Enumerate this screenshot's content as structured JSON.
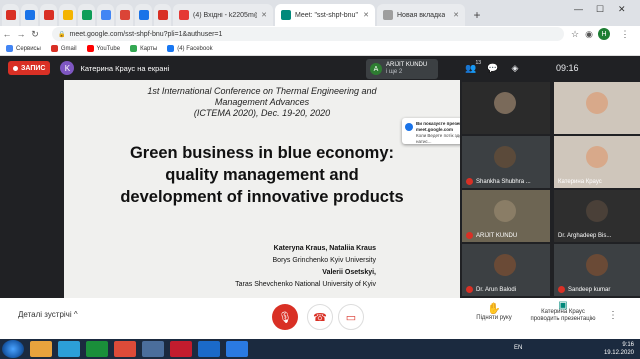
{
  "browser": {
    "tabs": [
      {
        "label": "",
        "fav_color": "#d93025"
      },
      {
        "label": "",
        "fav_color": "#1a73e8"
      },
      {
        "label": "",
        "fav_color": "#d93025"
      },
      {
        "label": "",
        "fav_color": "#f4b400"
      },
      {
        "label": "",
        "fav_color": "#0f9d58"
      },
      {
        "label": "",
        "fav_color": "#4285f4"
      },
      {
        "label": "",
        "fav_color": "#db4437"
      },
      {
        "label": "",
        "fav_color": "#1a73e8"
      },
      {
        "label": "",
        "fav_color": "#d93025"
      },
      {
        "label": "(4) Вхідні - k2205m@ukr.net",
        "fav_color": "#e53935"
      },
      {
        "label": "Meet: \"sst-shpf-bnu\"",
        "fav_color": "#00897b"
      },
      {
        "label": "Новая вкладка",
        "fav_color": "#9e9e9e"
      }
    ],
    "new_tab": "+",
    "url": "meet.google.com/sst-shpf-bnu?pli=1&authuser=1",
    "profile_initial": "H",
    "bookmarks": [
      "Сервисы",
      "Gmail",
      "YouTube",
      "Карты",
      "(4) Facebook"
    ]
  },
  "meet": {
    "recording_label": "ЗАПИС",
    "presenter_initial": "K",
    "presenting_text": "Катерина Краус на екрані",
    "pinned": {
      "initial": "A",
      "name": "ARIJIT KUNDU",
      "sub": "і ще 2"
    },
    "participants_count": "13",
    "time": "09:16",
    "notification": {
      "title": "Ви показуєте презентацію для всіх на meet.google.com",
      "body": "Коли Ведете потік здорових презентації, натис..."
    },
    "slide": {
      "conference_line1": "1st International Conference on Thermal Engineering and",
      "conference_line2": "Management Advances",
      "conference_line3": "(ICTEMA 2020), Dec. 19-20, 2020",
      "title_line1": "Green business in blue economy:",
      "title_line2": "quality management and",
      "title_line3": "development of innovative products",
      "authors": "Kateryna Kraus, Nataliia Kraus",
      "affil1": "Borys Grinchenko Kyiv University",
      "author2": "Valerii Osetskyi,",
      "affil2": "Taras Shevchenko National University of Kyiv"
    },
    "tiles": [
      {
        "name": "",
        "face_color": "#7a6a5a",
        "bg": "#2b2b2b",
        "muted": false
      },
      {
        "name": "",
        "face_color": "#d8a98a",
        "bg": "#cfc6bb",
        "muted": false
      },
      {
        "name": "Shankha Shubhra ...",
        "face_color": "#5b4a3a",
        "bg": "#3c4043",
        "muted": true
      },
      {
        "name": "Катерина Краус",
        "face_color": "#d8a98a",
        "bg": "#cfc6bb",
        "muted": false
      },
      {
        "name": "ARIJIT KUNDU",
        "face_color": "#8a7d66",
        "bg": "#6d6553",
        "muted": true
      },
      {
        "name": "Dr. Arghadeep Bis...",
        "face_color": "#4a4038",
        "bg": "#2e2e2e",
        "muted": false
      },
      {
        "name": "Dr. Arun Balodi",
        "face_color": "#6a4a36",
        "bg": "#3c4043",
        "muted": true
      },
      {
        "name": "Sandeep kumar",
        "face_color": "#6a4a36",
        "bg": "#3c4043",
        "muted": true
      }
    ],
    "details_label": "Деталі зустрічі",
    "raise_hand_label": "Підняти руку",
    "presenting_label_line1": "Катерина Краус",
    "presenting_label_line2": "проводить презентацію"
  },
  "taskbar": {
    "lang": "EN",
    "time": "9:16",
    "date": "19.12.2020",
    "apps": [
      "#e8a33d",
      "#2c9fd8",
      "#1a8f3a",
      "#dd4b39",
      "#4b6e9c",
      "#c21c2e",
      "#1b6ac9",
      "#2a7ae2"
    ]
  }
}
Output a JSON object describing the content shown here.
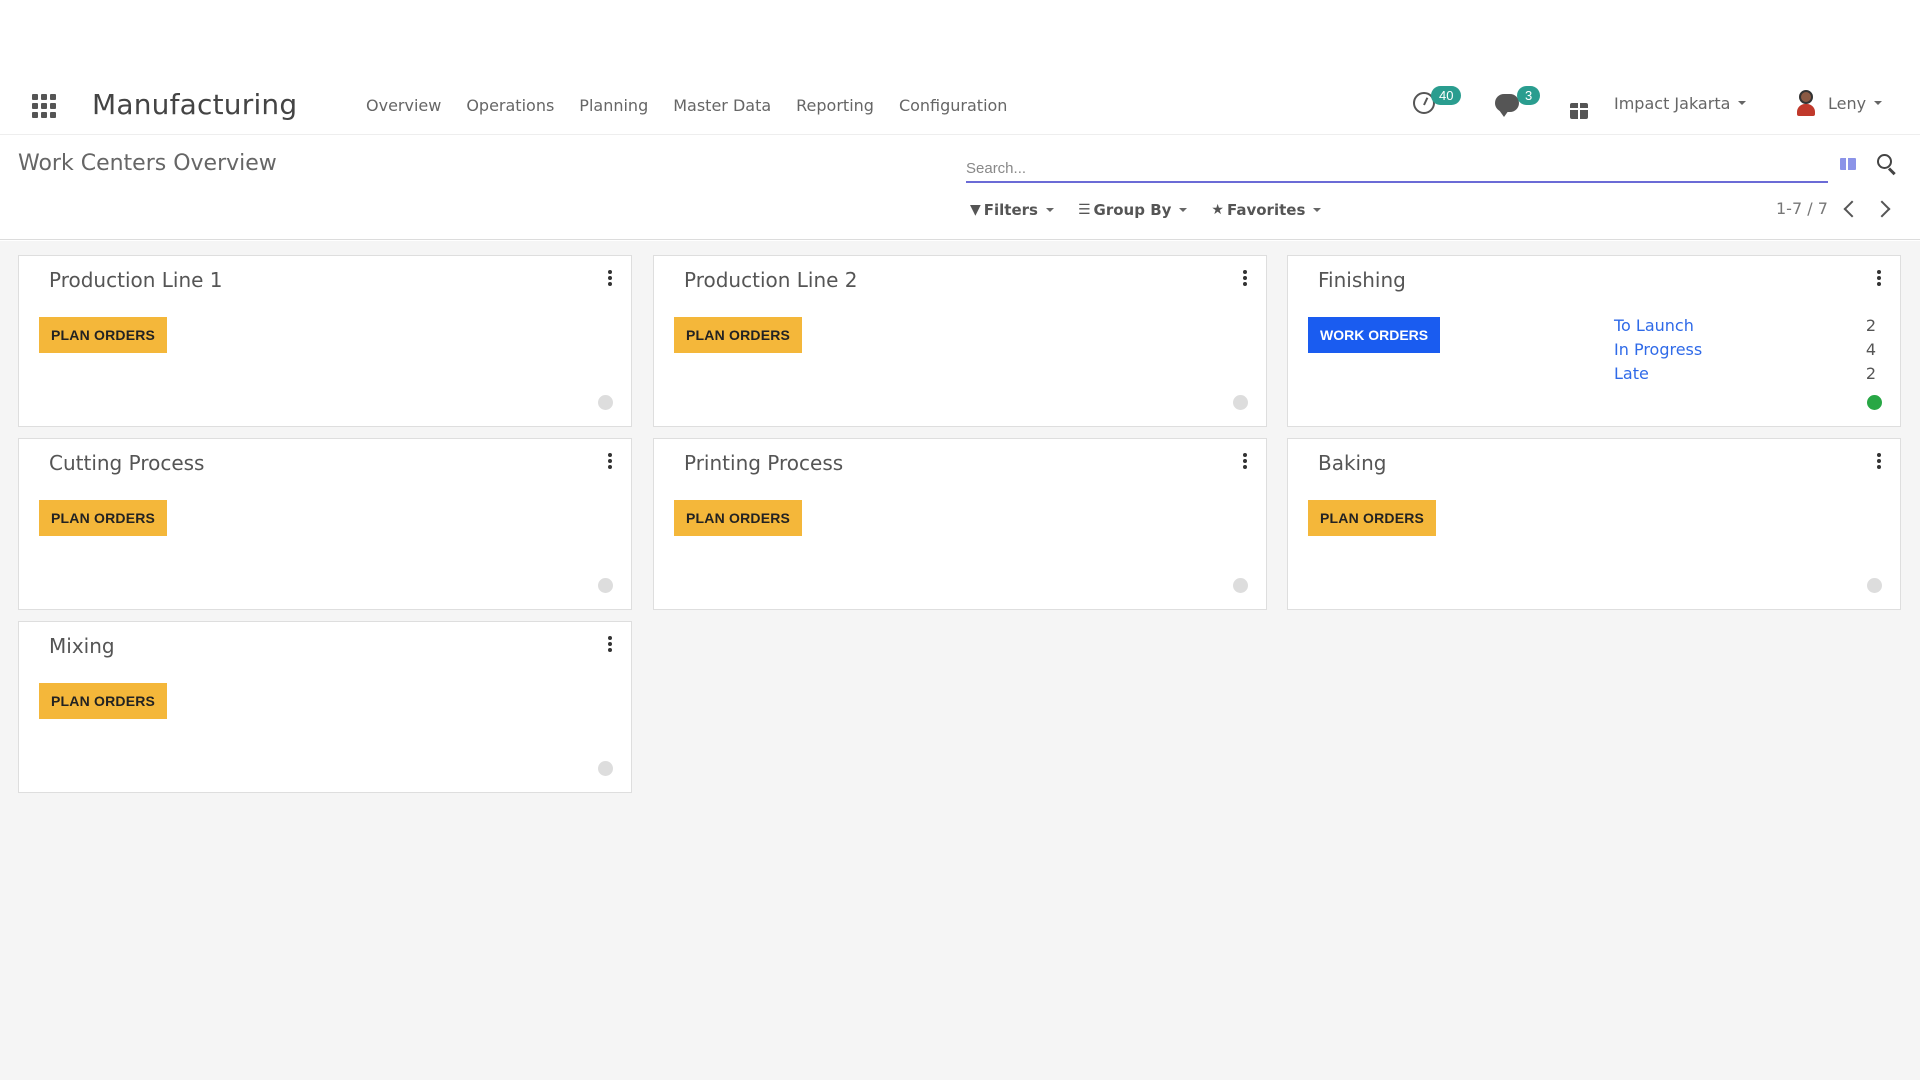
{
  "app": {
    "title": "Manufacturing"
  },
  "menu": [
    "Overview",
    "Operations",
    "Planning",
    "Master Data",
    "Reporting",
    "Configuration"
  ],
  "systray": {
    "activities_count": "40",
    "messages_count": "3",
    "company": "Impact Jakarta",
    "user": "Leny",
    "badge_color": "#2a9d8f"
  },
  "breadcrumb": "Work Centers Overview",
  "search": {
    "placeholder": "Search..."
  },
  "filters": {
    "filters_label": "Filters",
    "groupby_label": "Group By",
    "favorites_label": "Favorites"
  },
  "pager": {
    "value": "1-7 / 7"
  },
  "cards": [
    {
      "name": "Production Line 1",
      "button": "PLAN ORDERS",
      "status": "grey"
    },
    {
      "name": "Production Line 2",
      "button": "PLAN ORDERS",
      "status": "grey"
    },
    {
      "name": "Finishing",
      "button": "WORK ORDERS",
      "status": "green",
      "stats": [
        {
          "label": "To Launch",
          "value": "2"
        },
        {
          "label": "In Progress",
          "value": "4"
        },
        {
          "label": "Late",
          "value": "2"
        }
      ]
    },
    {
      "name": "Cutting Process",
      "button": "PLAN ORDERS",
      "status": "grey"
    },
    {
      "name": "Printing Process",
      "button": "PLAN ORDERS",
      "status": "grey"
    },
    {
      "name": "Baking",
      "button": "PLAN ORDERS",
      "status": "grey"
    },
    {
      "name": "Mixing",
      "button": "PLAN ORDERS",
      "status": "grey"
    }
  ],
  "colors": {
    "plan_button": "#f4b73a",
    "work_button": "#1a5cf0",
    "link": "#2f6ae8",
    "status_green": "#28a745",
    "search_underline": "#6b6bd6"
  }
}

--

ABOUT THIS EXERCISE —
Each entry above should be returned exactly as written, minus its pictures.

ANSWER TO THIS PROBLEM —
Enumerate this screenshot's content as structured JSON.
{
  "browser": {
    "tabs": [
      {
        "label": "",
        "fav_color": "#d93025"
      },
      {
        "label": "",
        "fav_color": "#1a73e8"
      },
      {
        "label": "",
        "fav_color": "#d93025"
      },
      {
        "label": "",
        "fav_color": "#f4b400"
      },
      {
        "label": "",
        "fav_color": "#0f9d58"
      },
      {
        "label": "",
        "fav_color": "#4285f4"
      },
      {
        "label": "",
        "fav_color": "#db4437"
      },
      {
        "label": "",
        "fav_color": "#1a73e8"
      },
      {
        "label": "",
        "fav_color": "#d93025"
      },
      {
        "label": "(4) Вхідні - k2205m@ukr.net",
        "fav_color": "#e53935"
      },
      {
        "label": "Meet: \"sst-shpf-bnu\"",
        "fav_color": "#00897b"
      },
      {
        "label": "Новая вкладка",
        "fav_color": "#9e9e9e"
      }
    ],
    "new_tab": "+",
    "url": "meet.google.com/sst-shpf-bnu?pli=1&authuser=1",
    "profile_initial": "H",
    "bookmarks": [
      "Сервисы",
      "Gmail",
      "YouTube",
      "Карты",
      "(4) Facebook"
    ]
  },
  "meet": {
    "recording_label": "ЗАПИС",
    "presenter_initial": "K",
    "presenting_text": "Катерина Краус на екрані",
    "pinned": {
      "initial": "A",
      "name": "ARIJIT KUNDU",
      "sub": "і ще 2"
    },
    "participants_count": "13",
    "time": "09:16",
    "notification": {
      "title": "Ви показуєте презентацію для всіх на meet.google.com",
      "body": "Коли Ведете потік здорових презентації, натис..."
    },
    "slide": {
      "conference_line1": "1st International Conference on Thermal Engineering and",
      "conference_line2": "Management Advances",
      "conference_line3": "(ICTEMA 2020), Dec. 19-20, 2020",
      "title_line1": "Green business in blue economy:",
      "title_line2": "quality management and",
      "title_line3": "development of innovative products",
      "authors": "Kateryna Kraus, Nataliia Kraus",
      "affil1": "Borys Grinchenko Kyiv University",
      "author2": "Valerii Osetskyi,",
      "affil2": "Taras Shevchenko National University of Kyiv"
    },
    "tiles": [
      {
        "name": "",
        "face_color": "#7a6a5a",
        "bg": "#2b2b2b",
        "muted": false
      },
      {
        "name": "",
        "face_color": "#d8a98a",
        "bg": "#cfc6bb",
        "muted": false
      },
      {
        "name": "Shankha Shubhra ...",
        "face_color": "#5b4a3a",
        "bg": "#3c4043",
        "muted": true
      },
      {
        "name": "Катерина Краус",
        "face_color": "#d8a98a",
        "bg": "#cfc6bb",
        "muted": false
      },
      {
        "name": "ARIJIT KUNDU",
        "face_color": "#8a7d66",
        "bg": "#6d6553",
        "muted": true
      },
      {
        "name": "Dr. Arghadeep Bis...",
        "face_color": "#4a4038",
        "bg": "#2e2e2e",
        "muted": false
      },
      {
        "name": "Dr. Arun Balodi",
        "face_color": "#6a4a36",
        "bg": "#3c4043",
        "muted": true
      },
      {
        "name": "Sandeep kumar",
        "face_color": "#6a4a36",
        "bg": "#3c4043",
        "muted": true
      }
    ],
    "details_label": "Деталі зустрічі",
    "raise_hand_label": "Підняти руку",
    "presenting_label_line1": "Катерина Краус",
    "presenting_label_line2": "проводить презентацію"
  },
  "taskbar": {
    "lang": "EN",
    "time": "9:16",
    "date": "19.12.2020",
    "apps": [
      "#e8a33d",
      "#2c9fd8",
      "#1a8f3a",
      "#dd4b39",
      "#4b6e9c",
      "#c21c2e",
      "#1b6ac9",
      "#2a7ae2"
    ]
  }
}
Output a JSON object describing the content shown here.
{
  "app": {
    "title": "Manufacturing"
  },
  "menu": [
    "Overview",
    "Operations",
    "Planning",
    "Master Data",
    "Reporting",
    "Configuration"
  ],
  "systray": {
    "activities_count": "40",
    "messages_count": "3",
    "company": "Impact Jakarta",
    "user": "Leny",
    "badge_color": "#2a9d8f"
  },
  "breadcrumb": "Work Centers Overview",
  "search": {
    "placeholder": "Search..."
  },
  "filters": {
    "filters_label": "Filters",
    "groupby_label": "Group By",
    "favorites_label": "Favorites"
  },
  "pager": {
    "value": "1-7 / 7"
  },
  "cards": [
    {
      "name": "Production Line 1",
      "button": "PLAN ORDERS",
      "status": "grey"
    },
    {
      "name": "Production Line 2",
      "button": "PLAN ORDERS",
      "status": "grey"
    },
    {
      "name": "Finishing",
      "button": "WORK ORDERS",
      "status": "green",
      "stats": [
        {
          "label": "To Launch",
          "value": "2"
        },
        {
          "label": "In Progress",
          "value": "4"
        },
        {
          "label": "Late",
          "value": "2"
        }
      ]
    },
    {
      "name": "Cutting Process",
      "button": "PLAN ORDERS",
      "status": "grey"
    },
    {
      "name": "Printing Process",
      "button": "PLAN ORDERS",
      "status": "grey"
    },
    {
      "name": "Baking",
      "button": "PLAN ORDERS",
      "status": "grey"
    },
    {
      "name": "Mixing",
      "button": "PLAN ORDERS",
      "status": "grey"
    }
  ],
  "colors": {
    "plan_button": "#f4b73a",
    "work_button": "#1a5cf0",
    "link": "#2f6ae8",
    "status_green": "#28a745",
    "search_underline": "#6b6bd6"
  }
}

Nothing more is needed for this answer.